One reason that the rate dropped was the labor force decreased by 236,000, shrinking the number of potential workers available. That’s not exactly the best reason for a slide, though much of the still-weak labor-force participation rate (62.8 percent in April) is due in large part to demographics. Those factors include Boomers’ retiring and younger people staying in school.
In addition to the headline rate dropping, so too did the broader unemployment rate (U-6), which includes the official rate; plus marginally attached workers (those who are neither working nor looking for work, but want a job and have looked for work recently); and people who are employed part-time, but want full time jobs. In April, U-6 fell to a 17-year low (July 2001) of 7.8 percent, down from 8 percent last month. More notably, U-6 stood at 8.4 percent in November 2007, a month before the recession started and peaked at 17.1 percent in early 2010.
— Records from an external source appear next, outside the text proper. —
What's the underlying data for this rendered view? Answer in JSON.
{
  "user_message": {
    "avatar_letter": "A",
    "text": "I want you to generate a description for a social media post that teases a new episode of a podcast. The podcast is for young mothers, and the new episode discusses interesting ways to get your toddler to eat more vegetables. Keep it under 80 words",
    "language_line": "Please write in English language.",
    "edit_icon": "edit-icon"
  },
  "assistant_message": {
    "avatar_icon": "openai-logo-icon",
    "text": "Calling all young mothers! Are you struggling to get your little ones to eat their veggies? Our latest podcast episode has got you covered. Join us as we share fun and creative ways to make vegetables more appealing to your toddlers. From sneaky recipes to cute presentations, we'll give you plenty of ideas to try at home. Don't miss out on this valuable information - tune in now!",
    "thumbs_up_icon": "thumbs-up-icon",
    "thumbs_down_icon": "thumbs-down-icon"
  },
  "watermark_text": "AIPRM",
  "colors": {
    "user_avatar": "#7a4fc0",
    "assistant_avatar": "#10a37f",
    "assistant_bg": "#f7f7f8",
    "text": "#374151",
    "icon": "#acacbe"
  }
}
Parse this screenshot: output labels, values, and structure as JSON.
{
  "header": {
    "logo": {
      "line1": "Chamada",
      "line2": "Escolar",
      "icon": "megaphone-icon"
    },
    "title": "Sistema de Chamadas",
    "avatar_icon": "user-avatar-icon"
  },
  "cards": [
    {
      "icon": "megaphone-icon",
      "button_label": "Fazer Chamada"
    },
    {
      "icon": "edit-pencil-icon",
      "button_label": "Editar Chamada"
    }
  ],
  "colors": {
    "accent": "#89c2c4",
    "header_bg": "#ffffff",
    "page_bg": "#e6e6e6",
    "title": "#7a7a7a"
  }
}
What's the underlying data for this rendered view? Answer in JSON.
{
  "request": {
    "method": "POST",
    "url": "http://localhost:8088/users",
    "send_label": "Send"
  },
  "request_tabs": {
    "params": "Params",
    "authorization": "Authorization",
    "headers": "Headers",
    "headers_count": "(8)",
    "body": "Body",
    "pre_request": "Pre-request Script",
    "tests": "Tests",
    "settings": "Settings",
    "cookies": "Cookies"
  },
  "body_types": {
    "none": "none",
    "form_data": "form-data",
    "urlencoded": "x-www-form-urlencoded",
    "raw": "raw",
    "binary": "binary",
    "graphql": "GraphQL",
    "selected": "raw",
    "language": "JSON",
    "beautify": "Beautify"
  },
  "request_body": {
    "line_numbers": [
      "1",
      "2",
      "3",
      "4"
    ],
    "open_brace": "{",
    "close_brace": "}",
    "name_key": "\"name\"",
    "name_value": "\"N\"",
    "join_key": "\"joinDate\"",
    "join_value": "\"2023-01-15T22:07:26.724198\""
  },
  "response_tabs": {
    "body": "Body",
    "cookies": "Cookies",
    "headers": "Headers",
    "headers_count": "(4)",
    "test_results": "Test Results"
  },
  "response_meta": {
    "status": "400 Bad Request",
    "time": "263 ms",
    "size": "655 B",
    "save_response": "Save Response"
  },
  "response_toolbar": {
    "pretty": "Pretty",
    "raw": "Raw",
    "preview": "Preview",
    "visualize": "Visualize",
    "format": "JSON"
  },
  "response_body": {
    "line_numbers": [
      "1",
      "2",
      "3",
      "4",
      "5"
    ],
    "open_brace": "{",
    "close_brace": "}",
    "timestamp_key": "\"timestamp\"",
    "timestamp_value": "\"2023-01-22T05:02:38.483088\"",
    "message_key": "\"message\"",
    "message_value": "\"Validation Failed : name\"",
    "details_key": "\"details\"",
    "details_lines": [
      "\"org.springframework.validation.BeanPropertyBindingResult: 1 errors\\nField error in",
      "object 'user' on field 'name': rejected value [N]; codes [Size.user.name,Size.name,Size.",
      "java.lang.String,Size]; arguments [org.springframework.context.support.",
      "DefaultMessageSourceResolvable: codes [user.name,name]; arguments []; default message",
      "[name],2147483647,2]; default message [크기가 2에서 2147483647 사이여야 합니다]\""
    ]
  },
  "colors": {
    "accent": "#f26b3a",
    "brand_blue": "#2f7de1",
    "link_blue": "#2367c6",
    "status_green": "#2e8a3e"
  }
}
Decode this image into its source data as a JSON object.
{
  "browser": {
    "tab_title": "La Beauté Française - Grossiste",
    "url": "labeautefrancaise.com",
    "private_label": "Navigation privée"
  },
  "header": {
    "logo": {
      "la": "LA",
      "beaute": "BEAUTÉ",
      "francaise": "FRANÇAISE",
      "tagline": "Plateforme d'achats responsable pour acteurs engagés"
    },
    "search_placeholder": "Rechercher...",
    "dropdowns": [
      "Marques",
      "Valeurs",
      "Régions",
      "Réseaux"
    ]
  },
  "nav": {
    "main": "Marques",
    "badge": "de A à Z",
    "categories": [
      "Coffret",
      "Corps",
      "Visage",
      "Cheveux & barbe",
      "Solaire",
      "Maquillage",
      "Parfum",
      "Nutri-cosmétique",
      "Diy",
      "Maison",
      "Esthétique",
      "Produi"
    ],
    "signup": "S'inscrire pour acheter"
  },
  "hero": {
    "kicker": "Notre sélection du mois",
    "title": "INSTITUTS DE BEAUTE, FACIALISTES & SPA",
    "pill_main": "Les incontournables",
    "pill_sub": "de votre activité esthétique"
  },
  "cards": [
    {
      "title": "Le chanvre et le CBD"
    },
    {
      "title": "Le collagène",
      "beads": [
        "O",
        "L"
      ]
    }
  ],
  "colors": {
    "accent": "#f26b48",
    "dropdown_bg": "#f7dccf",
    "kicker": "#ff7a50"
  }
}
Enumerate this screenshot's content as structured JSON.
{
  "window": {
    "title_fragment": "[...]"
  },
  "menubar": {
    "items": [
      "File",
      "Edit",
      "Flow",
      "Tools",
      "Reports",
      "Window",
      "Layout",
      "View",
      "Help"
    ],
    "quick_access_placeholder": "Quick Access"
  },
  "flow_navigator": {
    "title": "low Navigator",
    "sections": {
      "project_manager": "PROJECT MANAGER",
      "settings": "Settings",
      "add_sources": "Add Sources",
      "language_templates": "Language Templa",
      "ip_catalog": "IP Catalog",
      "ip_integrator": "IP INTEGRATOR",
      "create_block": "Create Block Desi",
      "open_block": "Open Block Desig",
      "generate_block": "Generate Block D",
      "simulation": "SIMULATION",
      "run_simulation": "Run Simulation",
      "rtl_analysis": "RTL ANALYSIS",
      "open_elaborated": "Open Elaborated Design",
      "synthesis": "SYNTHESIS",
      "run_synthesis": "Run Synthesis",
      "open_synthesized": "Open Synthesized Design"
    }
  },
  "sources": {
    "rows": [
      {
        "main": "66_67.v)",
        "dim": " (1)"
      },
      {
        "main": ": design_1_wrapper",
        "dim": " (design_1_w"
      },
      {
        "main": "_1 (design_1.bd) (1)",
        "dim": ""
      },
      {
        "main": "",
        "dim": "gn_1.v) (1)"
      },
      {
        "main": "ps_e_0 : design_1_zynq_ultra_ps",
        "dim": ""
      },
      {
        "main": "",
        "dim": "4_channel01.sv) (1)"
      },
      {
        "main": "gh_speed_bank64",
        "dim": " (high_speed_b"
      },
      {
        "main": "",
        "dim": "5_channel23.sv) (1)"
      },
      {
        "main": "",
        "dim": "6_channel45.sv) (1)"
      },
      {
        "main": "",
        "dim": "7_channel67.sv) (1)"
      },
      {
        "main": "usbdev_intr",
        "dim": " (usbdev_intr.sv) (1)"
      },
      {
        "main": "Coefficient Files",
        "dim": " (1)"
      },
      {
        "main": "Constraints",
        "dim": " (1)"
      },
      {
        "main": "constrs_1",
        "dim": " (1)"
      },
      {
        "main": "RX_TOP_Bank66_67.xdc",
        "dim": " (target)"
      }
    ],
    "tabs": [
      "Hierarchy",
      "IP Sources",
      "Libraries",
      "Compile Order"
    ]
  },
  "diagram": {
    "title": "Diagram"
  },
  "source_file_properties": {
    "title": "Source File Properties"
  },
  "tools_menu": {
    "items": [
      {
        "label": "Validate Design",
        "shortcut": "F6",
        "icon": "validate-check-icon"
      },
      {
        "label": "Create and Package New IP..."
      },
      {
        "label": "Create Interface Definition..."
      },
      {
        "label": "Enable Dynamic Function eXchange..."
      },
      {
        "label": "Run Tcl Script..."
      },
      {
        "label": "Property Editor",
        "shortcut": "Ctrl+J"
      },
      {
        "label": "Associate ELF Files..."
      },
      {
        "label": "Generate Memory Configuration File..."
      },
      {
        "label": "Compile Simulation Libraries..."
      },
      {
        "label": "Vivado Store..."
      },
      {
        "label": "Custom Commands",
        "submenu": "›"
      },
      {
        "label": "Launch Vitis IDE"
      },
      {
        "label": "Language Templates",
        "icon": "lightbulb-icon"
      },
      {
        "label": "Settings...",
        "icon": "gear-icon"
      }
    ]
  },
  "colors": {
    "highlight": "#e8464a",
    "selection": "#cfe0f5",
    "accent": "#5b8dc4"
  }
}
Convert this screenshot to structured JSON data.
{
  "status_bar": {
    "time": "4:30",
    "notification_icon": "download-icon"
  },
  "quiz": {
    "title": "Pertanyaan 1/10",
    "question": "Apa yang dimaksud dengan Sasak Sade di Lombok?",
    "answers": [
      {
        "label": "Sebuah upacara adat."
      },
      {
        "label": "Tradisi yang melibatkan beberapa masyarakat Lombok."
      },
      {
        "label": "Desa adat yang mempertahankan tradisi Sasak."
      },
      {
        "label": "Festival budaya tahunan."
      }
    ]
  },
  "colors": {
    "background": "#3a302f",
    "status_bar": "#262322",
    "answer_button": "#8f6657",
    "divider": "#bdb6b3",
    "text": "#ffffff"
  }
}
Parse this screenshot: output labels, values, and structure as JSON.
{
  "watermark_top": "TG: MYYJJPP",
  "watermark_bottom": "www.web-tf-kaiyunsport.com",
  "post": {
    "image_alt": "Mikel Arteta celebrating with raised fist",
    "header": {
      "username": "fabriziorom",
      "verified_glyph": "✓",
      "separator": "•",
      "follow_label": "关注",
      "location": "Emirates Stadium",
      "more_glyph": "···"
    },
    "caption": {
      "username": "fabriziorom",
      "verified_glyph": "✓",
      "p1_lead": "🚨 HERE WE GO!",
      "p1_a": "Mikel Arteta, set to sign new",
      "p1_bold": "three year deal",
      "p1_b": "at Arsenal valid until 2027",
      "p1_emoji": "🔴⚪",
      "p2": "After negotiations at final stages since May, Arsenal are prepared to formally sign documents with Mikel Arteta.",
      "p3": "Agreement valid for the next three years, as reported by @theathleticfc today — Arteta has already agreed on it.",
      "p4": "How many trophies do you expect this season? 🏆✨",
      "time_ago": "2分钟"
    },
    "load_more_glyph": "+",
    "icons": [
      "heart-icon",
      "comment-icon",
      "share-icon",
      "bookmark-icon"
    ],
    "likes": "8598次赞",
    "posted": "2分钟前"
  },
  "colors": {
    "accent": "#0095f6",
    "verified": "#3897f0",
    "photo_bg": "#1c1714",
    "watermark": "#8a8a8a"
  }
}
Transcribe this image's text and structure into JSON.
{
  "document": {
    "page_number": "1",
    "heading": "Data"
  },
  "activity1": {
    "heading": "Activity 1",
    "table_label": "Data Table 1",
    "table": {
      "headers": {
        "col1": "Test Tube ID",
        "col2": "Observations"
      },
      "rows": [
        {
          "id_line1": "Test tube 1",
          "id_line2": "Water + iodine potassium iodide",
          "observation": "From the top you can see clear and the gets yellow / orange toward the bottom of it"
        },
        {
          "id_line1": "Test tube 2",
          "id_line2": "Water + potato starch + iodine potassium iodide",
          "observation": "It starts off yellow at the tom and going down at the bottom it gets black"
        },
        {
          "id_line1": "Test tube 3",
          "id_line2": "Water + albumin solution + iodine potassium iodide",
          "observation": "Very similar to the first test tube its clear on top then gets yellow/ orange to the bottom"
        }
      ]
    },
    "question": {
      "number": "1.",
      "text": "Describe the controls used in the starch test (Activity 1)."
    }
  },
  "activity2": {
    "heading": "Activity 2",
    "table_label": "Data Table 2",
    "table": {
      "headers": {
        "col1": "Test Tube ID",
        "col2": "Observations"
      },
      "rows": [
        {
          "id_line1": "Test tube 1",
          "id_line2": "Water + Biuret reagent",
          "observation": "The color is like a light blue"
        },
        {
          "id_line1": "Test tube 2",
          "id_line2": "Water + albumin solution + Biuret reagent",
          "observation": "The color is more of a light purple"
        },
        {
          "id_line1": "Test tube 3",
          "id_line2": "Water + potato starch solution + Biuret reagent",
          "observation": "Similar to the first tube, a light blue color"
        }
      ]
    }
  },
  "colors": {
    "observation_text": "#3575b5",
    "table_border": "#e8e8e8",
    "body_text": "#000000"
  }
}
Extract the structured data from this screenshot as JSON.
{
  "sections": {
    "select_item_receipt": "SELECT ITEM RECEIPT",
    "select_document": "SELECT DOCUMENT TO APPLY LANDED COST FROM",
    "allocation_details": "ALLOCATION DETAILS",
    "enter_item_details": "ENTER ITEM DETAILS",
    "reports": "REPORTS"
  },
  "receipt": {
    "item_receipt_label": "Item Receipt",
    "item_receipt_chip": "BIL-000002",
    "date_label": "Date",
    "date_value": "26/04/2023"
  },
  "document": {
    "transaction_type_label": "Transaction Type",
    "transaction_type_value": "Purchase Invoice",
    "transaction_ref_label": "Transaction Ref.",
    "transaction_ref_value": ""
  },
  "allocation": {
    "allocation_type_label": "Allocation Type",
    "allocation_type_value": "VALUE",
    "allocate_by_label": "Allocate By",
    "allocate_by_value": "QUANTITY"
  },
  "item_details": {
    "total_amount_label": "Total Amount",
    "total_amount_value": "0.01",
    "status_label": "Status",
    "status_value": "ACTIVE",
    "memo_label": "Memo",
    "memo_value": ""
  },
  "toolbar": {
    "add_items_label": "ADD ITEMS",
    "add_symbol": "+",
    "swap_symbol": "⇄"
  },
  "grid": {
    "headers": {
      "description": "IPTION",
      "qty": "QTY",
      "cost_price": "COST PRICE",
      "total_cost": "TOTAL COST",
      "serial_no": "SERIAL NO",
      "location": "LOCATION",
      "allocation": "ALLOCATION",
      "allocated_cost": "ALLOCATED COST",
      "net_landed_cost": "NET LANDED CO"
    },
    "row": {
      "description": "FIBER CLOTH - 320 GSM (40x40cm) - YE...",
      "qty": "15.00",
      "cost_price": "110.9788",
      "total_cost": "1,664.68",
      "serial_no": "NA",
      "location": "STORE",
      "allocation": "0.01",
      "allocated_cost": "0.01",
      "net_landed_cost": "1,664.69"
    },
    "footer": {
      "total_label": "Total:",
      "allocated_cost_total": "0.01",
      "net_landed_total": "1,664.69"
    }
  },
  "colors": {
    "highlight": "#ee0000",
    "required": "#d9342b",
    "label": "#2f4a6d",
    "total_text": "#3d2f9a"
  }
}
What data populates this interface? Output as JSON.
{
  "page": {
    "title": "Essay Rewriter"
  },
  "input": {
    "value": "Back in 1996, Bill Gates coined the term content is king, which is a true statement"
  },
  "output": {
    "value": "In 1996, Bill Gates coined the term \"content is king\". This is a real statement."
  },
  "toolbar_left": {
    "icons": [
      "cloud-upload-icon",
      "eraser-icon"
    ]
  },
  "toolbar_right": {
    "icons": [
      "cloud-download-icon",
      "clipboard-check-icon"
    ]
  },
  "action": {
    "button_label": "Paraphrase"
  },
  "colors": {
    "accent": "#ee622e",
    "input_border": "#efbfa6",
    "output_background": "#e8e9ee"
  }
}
April marked the 91st consecutive month of job gains, the longest streak of increases on record and during the month, there were 164,000 new positions. With positive revisions to the two previous months, the economy is averaging 191,000 over the past 12 months, for a total of 2.28 million jobs. For anyone keeping a tally, since bottoming out in 2010, the recovery has seen almost 17 million new jobs.
With all of these jobs, you might be wondering, “Where’s the wage pressure?” The answer: “Nobody really knows.” Wage growth had been trending up, although it has been moving sideways recently. In April, there was a 2.6 percent increase, which is enough for workers to stay ahead of inflation, but not exactly jaw-dropping. Back in December 2000, when the unemployment rate was at similar levels, annual hourly earnings were up by 4.2 percent.
College Graduation Alert: With the month of May comes a parade of college graduations and according to the not-for-profit National Association of Colleges and Employers (NACE) 2018 Salary Survey report, average starting salaries look good for the Class of 2018, regardless of field of study.
- Humanities: $56,688 (up 16.3 percent from 2017)
- Social sciences: $56,689 (up 6 percent)
- Business: $56,720 (up 3.5 percent)
- Math and science: $61,867 (up 4.2 percent)
- Engineering $66,521 (up less than 1 percent)
- Computer science: $66,005 (up less than 1 percent)